This fan-favorite event is known for quick turns, high speeds and edge-of-your-seat excitement. At a gallop, horses and riders race toward their first barrel (they can choose left or right first). A complete turn around the barrel and then it’s on to the next one, and then to the third (and last) barrel, making a cloverleaf pattern. Finally, the most exciting and loudest part of most rodeos, is when the barrel racer and horse sprint all the way out the gate.
Like other timed rodeo events, the winner of a barrel racing event can be determined by thousandths of a second. Making a winning time requires precision teamwork between horse and rider. Tight cornering, ground-level turns and break-neck speeds are key to winning in this fast-moving event. Though contestants may touch a barrel during their sharp turns, contestants receive a 5-second penalty for each barrel they knock over.
Contestants compete in the arena against each other and the clock, with 13 to 14 seconds usually claiming the winning times, but can vary according to the size of the arena. Disqualifications result from not following the cloverleaf pattern.
One way to think of barrel racing is as the Wild, Wild West version of horse racing.

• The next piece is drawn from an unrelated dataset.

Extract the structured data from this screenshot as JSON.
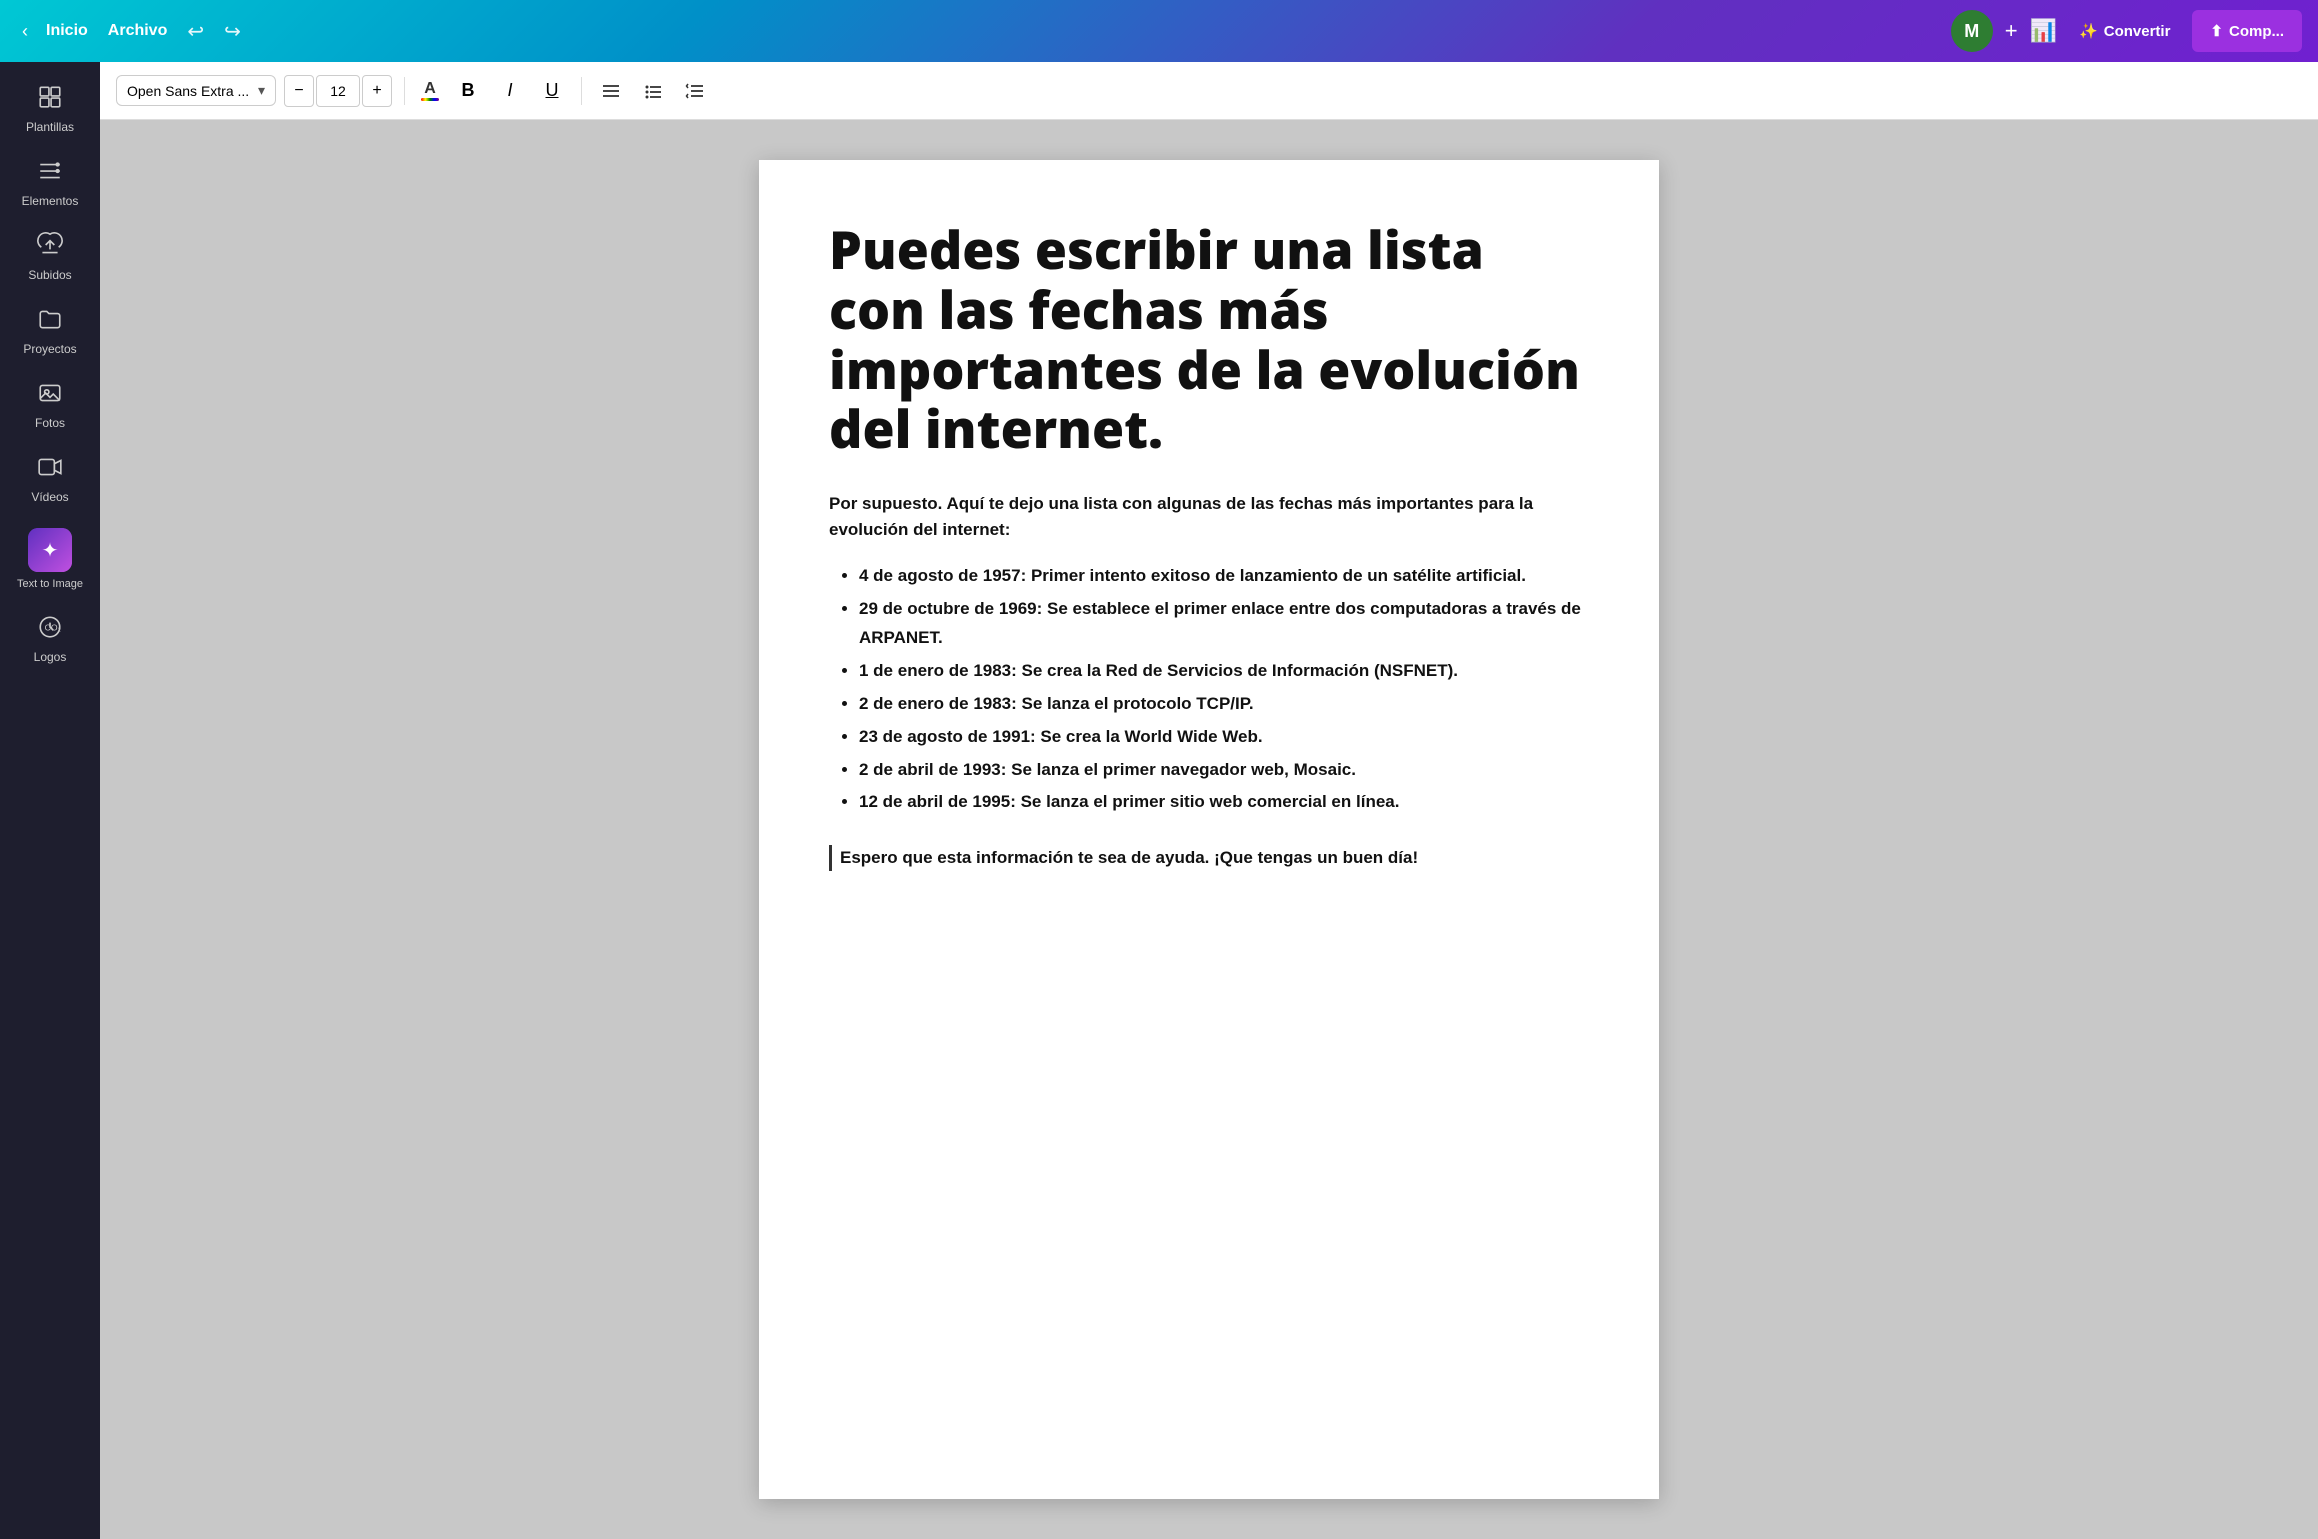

Instead of racing around an oval track, riders rip through a 3-barrel pattern at daunting speeds.